They picked me up and, after a few more stops, we headed to the Sheraton in a nearby city. I was led downstairs to the spa--I liked where this was going--and I figured I was getting surprised with a day of lounging by the hotel's ladies-only pool. As I signed the guest log, the receptionist said, "And would you like to lounge by the pool before your massage?"
I WAS GETTING A MASSAGE!!! I looked at my PLC teammate, the brains behind this little scheme, and immediately started crying. A day at the spa was exactly what I need after a school year like the one I had. I didn't know a spa like this existed in the area and I can't afford a massage at home. I was so grateful for the chance to just be pampered. I am so blessed to get to work with these ladies. My cup runneth over.
We decided to sit by the pool for a bit before our massage, but it wasn't quite what I expected. This spa is women-only, which makes sense given the culture. After I had changed into my swimsuit, I was led to the "aquaria." It had a small lap pool, a steam room, a sauna, an aroma heat room (where they burned herbs to create a cleansing mist), and a lacorium (I think that's what it was called) where you get to sit on heated lounge chairs and relax. Oh! And there was an ice grotto, which is exactly what it sounds like.

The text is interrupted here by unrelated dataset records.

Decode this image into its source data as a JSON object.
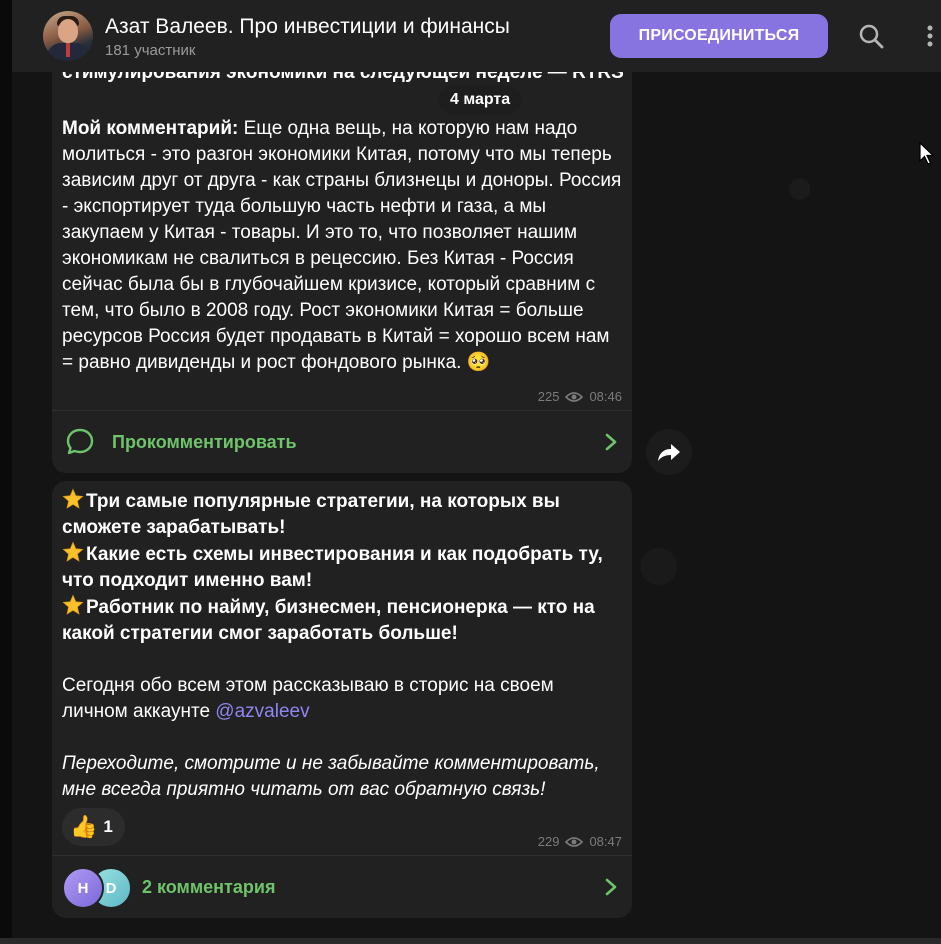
{
  "header": {
    "title": "Азат Валеев. Про инвестиции и финансы",
    "members": "181 участник",
    "join_label": "ПРИСОЕДИНИТЬСЯ",
    "icons": [
      "search-icon",
      "more-vertical-icon"
    ]
  },
  "date_separator": "4 марта",
  "message1": {
    "cut_heading": "стимулирования экономики на следующей неделе — RTRS",
    "comment_prefix": "Мой комментарий:",
    "body": " Еще одна вещь, на которую нам надо молиться - это разгон экономики Китая, потому что мы теперь зависим друг от друга - как страны близнецы и доноры. Россия - экспортирует туда большую часть нефти и газа, а мы закупаем у Китая - товары. И это то, что позволяет нашим экономикам не свалиться в рецессию. Без Китая - Россия сейчас была бы в глубочайшем кризисе, который сравним с тем, что было в 2008 году. Рост экономики Китая = больше ресурсов Россия будет продавать в Китай = хорошо всем нам = равно дивиденды и рост фондового рынка. 🥺",
    "views": "225",
    "time": "08:46",
    "comment_action": "Прокомментировать"
  },
  "message2": {
    "line1": "Три самые популярные стратегии, на которых вы сможете зарабатывать!",
    "line2": "Какие есть схемы инвестирования и как подобрать ту, что подходит именно вам!",
    "line3": "Работник по найму, бизнесмен, пенсионерка — кто на какой стратегии смог заработать больше!",
    "para_text": "Сегодня обо всем этом рассказываю в сторис на своем личном аккаунте ",
    "mention": "@azvaleev",
    "italic_text": "Переходите, смотрите и не забывайте комментировать, мне всегда приятно читать от вас обратную связь!",
    "reaction_emoji": "👍",
    "reaction_count": "1",
    "views": "229",
    "time": "08:47",
    "avatar1": "H",
    "avatar2": "D",
    "comments_label": "2 комментария"
  },
  "colors": {
    "accent": "#8774e1",
    "comment_green": "#6fc36a",
    "mention": "#8f86f0"
  }
}
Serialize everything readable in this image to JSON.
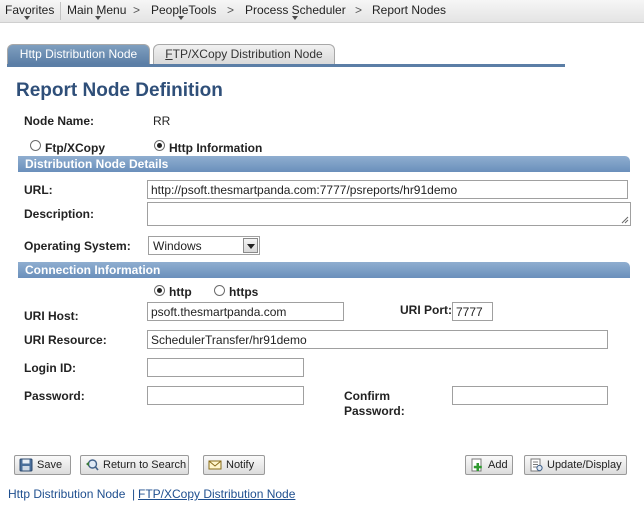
{
  "nav": {
    "favorites": "Favorites",
    "main_menu": "Main Menu",
    "people_tools": "PeopleTools",
    "process_scheduler": "Process Scheduler",
    "report_nodes": "Report Nodes",
    "chevron": ">"
  },
  "tabs": [
    {
      "label": "Http Distribution Node",
      "active": true
    },
    {
      "label_first": "F",
      "label_rest": "TP/XCopy Distribution Node",
      "active": false
    }
  ],
  "page_title": "Report Node Definition",
  "node_name": {
    "label": "Node Name:",
    "value": "RR"
  },
  "node_type": {
    "ftp_label": "Ftp/XCopy",
    "http_label": "Http Information",
    "selected": "Http Information"
  },
  "distribution_section": {
    "title": "Distribution Node Details",
    "url_label": "URL:",
    "url_value": "http://psoft.thesmartpanda.com:7777/psreports/hr91demo",
    "description_label": "Description:",
    "description_value": "",
    "os_label": "Operating System:",
    "os_value": "Windows"
  },
  "connection_section": {
    "title": "Connection Information",
    "protocol_http": "http",
    "protocol_https": "https",
    "protocol_selected": "http",
    "uri_host_label": "URI Host:",
    "uri_host_value": "psoft.thesmartpanda.com",
    "uri_port_label": "URI Port:",
    "uri_port_value": "7777",
    "uri_resource_label": "URI Resource:",
    "uri_resource_value": "SchedulerTransfer/hr91demo",
    "login_id_label": "Login ID:",
    "login_id_value": "",
    "password_label": "Password:",
    "password_value": "",
    "confirm_password_label_1": "Confirm",
    "confirm_password_label_2": "Password:",
    "confirm_password_value": ""
  },
  "buttons": {
    "save": "Save",
    "return_to_search": "Return to Search",
    "notify": "Notify",
    "add": "Add",
    "update_display": "Update/Display"
  },
  "footer": {
    "http_link": "Http Distribution Node",
    "separator": "|",
    "ftp_link": "FTP/XCopy Distribution Node"
  },
  "colors": {
    "accent": "#5b7ea6",
    "title": "#2f4f79",
    "section_bar": "#7a9cc5",
    "link": "#1f4f8f"
  }
}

The funny part is this whole thing was inside. We were in the basement of the hotel. It was very odd to sit on cushioned pool loungers next to a really nice infinity pool, and look up to see a blue ceiling with little blinking LED lights simulating the night sky.
Only in Saudi Arabia.
Another thing that I thought was interesting was the Saudi ladies' swimwear. I'd like to think I wear a pretty conservative swim suit; it's a halter swim-dress two piece with a top that goes just over my hips. Very retro and it offers what I thought was maximum coverage in an age with string bikinis. It was very odd to find that I was the most scantily clad woman in the room! The Saudi ladies wore swim dresses, but under them they wore biker-short-esque swim pants that came down to the knee.
If that wasn't their suit of choice, they wore a bikni top (or a bra), a tank top, and board shorts. The latter outfit appeared to be the outfit of choice for the teen crowd.
I found this to be very interesting. These ladies were in a women-only pool. If a man was going to try to come into this spa, he was going to have to walk through three doors and get past the receptionist desk. And even then he'd have to find the right door to get to the pool. There was no way a man was going to walk by. So why were they dressing so conservatively here?
Maybe this is what they wear when they travel on vacation? Or are they so conservative that they feel the need to cover their bodies even in front of other women? I was perplexed.
But that didn't really matter all that much because I was so freaking relaxed after my massage! I vote I make it a tradition to end EVERY school year with a spa day!